INSTRUCTIONS TO FOLLOW: Could you repeat all of the entries below, character for character?

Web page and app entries
····················
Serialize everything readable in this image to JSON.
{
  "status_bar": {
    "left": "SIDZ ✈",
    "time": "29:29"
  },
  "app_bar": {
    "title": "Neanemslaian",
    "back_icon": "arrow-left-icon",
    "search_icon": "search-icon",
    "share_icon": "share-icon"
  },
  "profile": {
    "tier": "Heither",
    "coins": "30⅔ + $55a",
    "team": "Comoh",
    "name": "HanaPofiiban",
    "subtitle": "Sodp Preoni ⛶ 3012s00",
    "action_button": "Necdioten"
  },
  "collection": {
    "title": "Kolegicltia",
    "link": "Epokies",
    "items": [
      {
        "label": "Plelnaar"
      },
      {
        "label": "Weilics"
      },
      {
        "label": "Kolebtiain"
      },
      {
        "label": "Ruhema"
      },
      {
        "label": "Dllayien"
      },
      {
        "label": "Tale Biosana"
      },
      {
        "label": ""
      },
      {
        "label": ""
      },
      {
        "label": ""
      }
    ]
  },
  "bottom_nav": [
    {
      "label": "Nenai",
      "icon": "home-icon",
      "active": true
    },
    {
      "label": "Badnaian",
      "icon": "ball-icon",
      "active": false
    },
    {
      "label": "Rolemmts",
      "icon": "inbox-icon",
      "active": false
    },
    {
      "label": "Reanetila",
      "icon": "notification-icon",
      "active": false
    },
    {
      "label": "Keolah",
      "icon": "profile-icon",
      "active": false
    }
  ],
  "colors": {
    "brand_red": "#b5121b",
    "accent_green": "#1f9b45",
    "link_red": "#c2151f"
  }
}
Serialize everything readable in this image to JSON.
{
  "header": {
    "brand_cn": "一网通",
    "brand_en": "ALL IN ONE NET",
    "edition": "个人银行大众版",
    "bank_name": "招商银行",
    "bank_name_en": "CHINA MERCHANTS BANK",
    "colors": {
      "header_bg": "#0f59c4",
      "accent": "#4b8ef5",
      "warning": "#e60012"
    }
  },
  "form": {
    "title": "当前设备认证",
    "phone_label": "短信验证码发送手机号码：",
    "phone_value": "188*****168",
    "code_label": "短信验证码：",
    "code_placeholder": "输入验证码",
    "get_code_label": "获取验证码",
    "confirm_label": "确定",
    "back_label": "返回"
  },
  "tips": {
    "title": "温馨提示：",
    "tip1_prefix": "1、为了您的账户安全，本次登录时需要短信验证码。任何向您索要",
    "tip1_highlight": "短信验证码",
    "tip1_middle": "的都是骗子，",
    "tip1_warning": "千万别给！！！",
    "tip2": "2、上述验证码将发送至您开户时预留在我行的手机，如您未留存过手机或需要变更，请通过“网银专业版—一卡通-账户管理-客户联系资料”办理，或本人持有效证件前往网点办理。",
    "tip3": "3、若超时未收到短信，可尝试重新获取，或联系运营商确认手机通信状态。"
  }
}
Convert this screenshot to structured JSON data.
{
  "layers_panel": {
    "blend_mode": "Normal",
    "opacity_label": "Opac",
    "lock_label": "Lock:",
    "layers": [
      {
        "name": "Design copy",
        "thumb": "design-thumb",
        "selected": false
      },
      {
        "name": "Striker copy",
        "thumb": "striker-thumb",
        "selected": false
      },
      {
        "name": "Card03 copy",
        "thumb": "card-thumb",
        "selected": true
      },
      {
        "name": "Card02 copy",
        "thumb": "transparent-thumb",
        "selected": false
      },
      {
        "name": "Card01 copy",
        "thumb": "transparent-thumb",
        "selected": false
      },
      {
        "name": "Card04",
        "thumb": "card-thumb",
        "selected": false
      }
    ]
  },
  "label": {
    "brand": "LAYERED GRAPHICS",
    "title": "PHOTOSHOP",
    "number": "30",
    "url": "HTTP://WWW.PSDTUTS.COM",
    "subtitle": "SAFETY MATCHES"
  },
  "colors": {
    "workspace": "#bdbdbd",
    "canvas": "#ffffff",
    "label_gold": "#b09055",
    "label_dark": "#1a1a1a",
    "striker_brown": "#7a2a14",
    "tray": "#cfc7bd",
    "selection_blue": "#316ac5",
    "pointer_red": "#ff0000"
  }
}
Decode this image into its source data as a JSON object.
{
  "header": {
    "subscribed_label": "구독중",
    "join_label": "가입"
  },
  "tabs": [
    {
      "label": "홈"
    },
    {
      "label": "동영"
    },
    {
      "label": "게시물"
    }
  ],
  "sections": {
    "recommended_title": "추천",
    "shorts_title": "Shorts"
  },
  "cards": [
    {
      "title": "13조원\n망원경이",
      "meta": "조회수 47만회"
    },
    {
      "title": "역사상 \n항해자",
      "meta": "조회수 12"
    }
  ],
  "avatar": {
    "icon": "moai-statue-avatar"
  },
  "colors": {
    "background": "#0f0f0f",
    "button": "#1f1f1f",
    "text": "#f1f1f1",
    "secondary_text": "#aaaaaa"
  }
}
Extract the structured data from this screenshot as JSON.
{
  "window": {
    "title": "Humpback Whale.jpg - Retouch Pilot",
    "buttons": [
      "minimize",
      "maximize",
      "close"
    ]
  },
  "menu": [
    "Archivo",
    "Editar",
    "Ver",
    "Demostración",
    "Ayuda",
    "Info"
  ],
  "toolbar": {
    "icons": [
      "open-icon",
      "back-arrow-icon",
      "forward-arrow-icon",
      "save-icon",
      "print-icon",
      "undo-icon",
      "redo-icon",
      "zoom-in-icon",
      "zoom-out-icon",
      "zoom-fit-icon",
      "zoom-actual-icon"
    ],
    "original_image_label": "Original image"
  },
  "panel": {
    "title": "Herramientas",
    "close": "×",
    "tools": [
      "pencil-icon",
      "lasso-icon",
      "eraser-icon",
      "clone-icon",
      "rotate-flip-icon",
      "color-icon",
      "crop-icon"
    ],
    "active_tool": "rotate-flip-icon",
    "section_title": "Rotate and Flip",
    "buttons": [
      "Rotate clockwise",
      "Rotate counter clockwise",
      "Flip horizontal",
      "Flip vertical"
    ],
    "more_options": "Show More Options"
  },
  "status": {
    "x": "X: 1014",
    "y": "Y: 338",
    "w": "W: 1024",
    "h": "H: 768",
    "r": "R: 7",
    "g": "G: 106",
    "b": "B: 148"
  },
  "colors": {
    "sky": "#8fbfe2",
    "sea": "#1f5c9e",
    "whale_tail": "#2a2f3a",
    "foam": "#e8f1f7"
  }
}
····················
ANSWER BOX:
Serialize everything readable in this image to JSON.
{
  "status_bar": {
    "left": "SIDZ ✈",
    "time": "29:29"
  },
  "app_bar": {
    "title": "Neanemslaian",
    "back_icon": "arrow-left-icon",
    "search_icon": "search-icon",
    "share_icon": "share-icon"
  },
  "profile": {
    "tier": "Heither",
    "coins": "30⅔ + $55a",
    "team": "Comoh",
    "name": "HanaPofiiban",
    "subtitle": "Sodp Preoni ⛶ 3012s00",
    "action_button": "Necdioten"
  },
  "collection": {
    "title": "Kolegicltia",
    "link": "Epokies",
    "items": [
      {
        "label": "Plelnaar"
      },
      {
        "label": "Weilics"
      },
      {
        "label": "Kolebtiain"
      },
      {
        "label": "Ruhema"
      },
      {
        "label": "Dllayien"
      },
      {
        "label": "Tale Biosana"
      },
      {
        "label": ""
      },
      {
        "label": ""
      },
      {
        "label": ""
      }
    ]
  },
  "bottom_nav": [
    {
      "label": "Nenai",
      "icon": "home-icon",
      "active": true
    },
    {
      "label": "Badnaian",
      "icon": "ball-icon",
      "active": false
    },
    {
      "label": "Rolemmts",
      "icon": "inbox-icon",
      "active": false
    },
    {
      "label": "Reanetila",
      "icon": "notification-icon",
      "active": false
    },
    {
      "label": "Keolah",
      "icon": "profile-icon",
      "active": false
    }
  ],
  "colors": {
    "brand_red": "#b5121b",
    "accent_green": "#1f9b45",
    "link_red": "#c2151f"
  }
}
Serialize everything readable in this image to JSON.
{
  "header": {
    "brand_cn": "一网通",
    "brand_en": "ALL IN ONE NET",
    "edition": "个人银行大众版",
    "bank_name": "招商银行",
    "bank_name_en": "CHINA MERCHANTS BANK",
    "colors": {
      "header_bg": "#0f59c4",
      "accent": "#4b8ef5",
      "warning": "#e60012"
    }
  },
  "form": {
    "title": "当前设备认证",
    "phone_label": "短信验证码发送手机号码：",
    "phone_value": "188*****168",
    "code_label": "短信验证码：",
    "code_placeholder": "输入验证码",
    "get_code_label": "获取验证码",
    "confirm_label": "确定",
    "back_label": "返回"
  },
  "tips": {
    "title": "温馨提示：",
    "tip1_prefix": "1、为了您的账户安全，本次登录时需要短信验证码。任何向您索要",
    "tip1_highlight": "短信验证码",
    "tip1_middle": "的都是骗子，",
    "tip1_warning": "千万别给！！！",
    "tip2": "2、上述验证码将发送至您开户时预留在我行的手机，如您未留存过手机或需要变更，请通过“网银专业版—一卡通-账户管理-客户联系资料”办理，或本人持有效证件前往网点办理。",
    "tip3": "3、若超时未收到短信，可尝试重新获取，或联系运营商确认手机通信状态。"
  }
}
Convert this screenshot to structured JSON data.
{
  "layers_panel": {
    "blend_mode": "Normal",
    "opacity_label": "Opac",
    "lock_label": "Lock:",
    "layers": [
      {
        "name": "Design copy",
        "thumb": "design-thumb",
        "selected": false
      },
      {
        "name": "Striker copy",
        "thumb": "striker-thumb",
        "selected": false
      },
      {
        "name": "Card03 copy",
        "thumb": "card-thumb",
        "selected": true
      },
      {
        "name": "Card02 copy",
        "thumb": "transparent-thumb",
        "selected": false
      },
      {
        "name": "Card01 copy",
        "thumb": "transparent-thumb",
        "selected": false
      },
      {
        "name": "Card04",
        "thumb": "card-thumb",
        "selected": false
      }
    ]
  },
  "label": {
    "brand": "LAYERED GRAPHICS",
    "title": "PHOTOSHOP",
    "number": "30",
    "url": "HTTP://WWW.PSDTUTS.COM",
    "subtitle": "SAFETY MATCHES"
  },
  "colors": {
    "workspace": "#bdbdbd",
    "canvas": "#ffffff",
    "label_gold": "#b09055",
    "label_dark": "#1a1a1a",
    "striker_brown": "#7a2a14",
    "tray": "#cfc7bd",
    "selection_blue": "#316ac5",
    "pointer_red": "#ff0000"
  }
}
Decode this image into its source data as a JSON object.
{
  "header": {
    "subscribed_label": "구독중",
    "join_label": "가입"
  },
  "tabs": [
    {
      "label": "홈"
    },
    {
      "label": "동영"
    },
    {
      "label": "게시물"
    }
  ],
  "sections": {
    "recommended_title": "추천",
    "shorts_title": "Shorts"
  },
  "cards": [
    {
      "title": "13조원\n망원경이",
      "meta": "조회수 47만회"
    },
    {
      "title": "역사상 \n항해자",
      "meta": "조회수 12"
    }
  ],
  "avatar": {
    "icon": "moai-statue-avatar"
  },
  "colors": {
    "background": "#0f0f0f",
    "button": "#1f1f1f",
    "text": "#f1f1f1",
    "secondary_text": "#aaaaaa"
  }
}
Extract the structured data from this screenshot as JSON.
{
  "window": {
    "title": "Humpback Whale.jpg - Retouch Pilot",
    "buttons": [
      "minimize",
      "maximize",
      "close"
    ]
  },
  "menu": [
    "Archivo",
    "Editar",
    "Ver",
    "Demostración",
    "Ayuda",
    "Info"
  ],
  "toolbar": {
    "icons": [
      "open-icon",
      "back-arrow-icon",
      "forward-arrow-icon",
      "save-icon",
      "print-icon",
      "undo-icon",
      "redo-icon",
      "zoom-in-icon",
      "zoom-out-icon",
      "zoom-fit-icon",
      "zoom-actual-icon"
    ],
    "original_image_label": "Original image"
  },
  "panel": {
    "title": "Herramientas",
    "close": "×",
    "tools": [
      "pencil-icon",
      "lasso-icon",
      "eraser-icon",
      "clone-icon",
      "rotate-flip-icon",
      "color-icon",
      "crop-icon"
    ],
    "active_tool": "rotate-flip-icon",
    "section_title": "Rotate and Flip",
    "buttons": [
      "Rotate clockwise",
      "Rotate counter clockwise",
      "Flip horizontal",
      "Flip vertical"
    ],
    "more_options": "Show More Options"
  },
  "status": {
    "x": "X: 1014",
    "y": "Y: 338",
    "w": "W: 1024",
    "h": "H: 768",
    "r": "R: 7",
    "g": "G: 106",
    "b": "B: 148"
  },
  "colors": {
    "sky": "#8fbfe2",
    "sea": "#1f5c9e",
    "whale_tail": "#2a2f3a",
    "foam": "#e8f1f7"
  }
}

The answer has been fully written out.